Tuesday, August 21, 2018


Driving through Waynesboro, Pa., recently I passed what was obviously a memorial of some kind. I couldn't stop then and besides I had no cameras (how often will I make that mistake?) but I determined to return and check it out.

Located in the historic Green Hill Cemetery it was dedicated not too very long ago and commemorates those lost in all wars since the Civil War, who are buried at Green Hill.

The five 5x9 granite markers honor each branch of service and the the names are listed by where and sometimes how these heroes served and died.

Located on S. Potomac Street it is easily seen as you exit Waynesboro back towards

Next time, on the 26th, we will return to Virginia, so, Meet me there, as always, at 9:00am.

To see additional memorials from Pennsylvania, or any other state, click the state name on the left side of this page.

Thursday, August 16, 2018

New York XVII

Eisenhower Park is a wonderful tribute to many of our Nation's heroes. You can find many memorials here and I have written before about just one of the ones to Vietnam. There is also a great 9-11 Memorial, among the many resting here.
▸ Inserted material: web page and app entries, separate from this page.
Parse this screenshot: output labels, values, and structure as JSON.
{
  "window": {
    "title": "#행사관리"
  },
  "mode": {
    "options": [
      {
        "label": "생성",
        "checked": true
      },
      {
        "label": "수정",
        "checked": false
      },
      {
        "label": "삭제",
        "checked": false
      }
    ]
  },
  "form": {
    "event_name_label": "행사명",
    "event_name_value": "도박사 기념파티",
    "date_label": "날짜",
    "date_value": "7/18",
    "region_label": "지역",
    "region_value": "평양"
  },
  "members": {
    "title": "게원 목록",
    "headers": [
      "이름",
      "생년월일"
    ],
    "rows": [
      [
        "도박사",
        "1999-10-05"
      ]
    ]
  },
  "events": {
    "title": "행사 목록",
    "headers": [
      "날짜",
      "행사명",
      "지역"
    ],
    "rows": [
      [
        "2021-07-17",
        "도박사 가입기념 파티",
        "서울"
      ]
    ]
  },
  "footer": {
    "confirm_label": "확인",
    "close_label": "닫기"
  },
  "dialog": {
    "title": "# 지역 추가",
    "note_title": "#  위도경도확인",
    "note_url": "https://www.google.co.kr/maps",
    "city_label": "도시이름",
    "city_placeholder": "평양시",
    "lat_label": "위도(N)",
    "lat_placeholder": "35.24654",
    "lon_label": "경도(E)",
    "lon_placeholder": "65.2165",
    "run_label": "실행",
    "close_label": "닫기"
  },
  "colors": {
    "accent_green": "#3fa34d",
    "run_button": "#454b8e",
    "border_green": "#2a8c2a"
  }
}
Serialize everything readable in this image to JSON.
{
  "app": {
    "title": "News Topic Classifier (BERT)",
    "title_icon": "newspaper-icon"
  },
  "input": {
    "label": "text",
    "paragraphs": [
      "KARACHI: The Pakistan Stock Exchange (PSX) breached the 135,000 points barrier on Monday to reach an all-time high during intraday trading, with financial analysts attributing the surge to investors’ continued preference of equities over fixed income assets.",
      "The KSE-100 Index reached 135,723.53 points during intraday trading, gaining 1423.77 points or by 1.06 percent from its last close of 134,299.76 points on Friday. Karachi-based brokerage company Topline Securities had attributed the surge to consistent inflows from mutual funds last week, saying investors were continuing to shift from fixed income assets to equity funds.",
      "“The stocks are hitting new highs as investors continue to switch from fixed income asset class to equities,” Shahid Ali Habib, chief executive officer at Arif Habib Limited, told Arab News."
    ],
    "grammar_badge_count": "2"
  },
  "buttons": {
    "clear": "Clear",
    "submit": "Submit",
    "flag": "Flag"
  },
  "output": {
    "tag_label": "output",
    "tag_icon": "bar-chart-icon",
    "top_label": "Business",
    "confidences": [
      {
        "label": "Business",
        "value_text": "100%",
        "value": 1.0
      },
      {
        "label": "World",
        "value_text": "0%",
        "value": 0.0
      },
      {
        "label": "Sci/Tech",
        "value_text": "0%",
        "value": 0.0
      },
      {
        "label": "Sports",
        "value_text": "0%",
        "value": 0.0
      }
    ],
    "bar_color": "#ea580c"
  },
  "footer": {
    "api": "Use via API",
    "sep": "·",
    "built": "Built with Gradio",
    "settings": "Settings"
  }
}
Perhaps I will feature it at another time.

Today, I want to share the POW memorial we encountered immediately upon entering the park.

It, of course, honors all POW's, but is a little different due to the barbed wire encased upon the top.

A haunting depiction of POWs is emblazoned on the side.

Dog tags list the wars in which our soldiers were imprisoned.

At another time I will show you the other Vietnam memorial here and also a separate one to commemorate those lost to Agent Orange.

Eisenhower Park is located in East Meadows on Long Island and covers nearly 1000 acres. 
Next time, on the 21st, we will revisit Pennsylvania, so join me there at 9:00am.
To see additional memorials from New York, or any other state, please click the state name on the left side of this page.